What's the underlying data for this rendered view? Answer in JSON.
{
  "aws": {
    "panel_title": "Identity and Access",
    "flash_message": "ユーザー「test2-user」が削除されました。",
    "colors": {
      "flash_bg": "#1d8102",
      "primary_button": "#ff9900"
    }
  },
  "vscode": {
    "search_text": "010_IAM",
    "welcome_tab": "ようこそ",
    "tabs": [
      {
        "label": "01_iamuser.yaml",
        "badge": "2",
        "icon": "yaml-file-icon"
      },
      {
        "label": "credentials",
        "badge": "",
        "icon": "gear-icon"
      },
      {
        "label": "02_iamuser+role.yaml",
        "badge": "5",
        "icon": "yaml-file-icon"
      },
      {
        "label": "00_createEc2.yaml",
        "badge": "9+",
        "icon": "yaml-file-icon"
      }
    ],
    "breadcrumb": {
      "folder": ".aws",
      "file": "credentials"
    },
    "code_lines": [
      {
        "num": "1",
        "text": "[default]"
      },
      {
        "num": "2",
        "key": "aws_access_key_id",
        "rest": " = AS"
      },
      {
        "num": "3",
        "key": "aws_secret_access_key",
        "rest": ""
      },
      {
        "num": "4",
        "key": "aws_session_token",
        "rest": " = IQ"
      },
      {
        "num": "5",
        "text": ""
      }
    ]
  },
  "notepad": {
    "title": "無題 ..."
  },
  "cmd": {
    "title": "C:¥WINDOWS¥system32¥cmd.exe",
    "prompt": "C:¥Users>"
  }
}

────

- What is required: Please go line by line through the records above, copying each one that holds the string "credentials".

- Completed task:
        "label": "credentials",
      "file": "credentials"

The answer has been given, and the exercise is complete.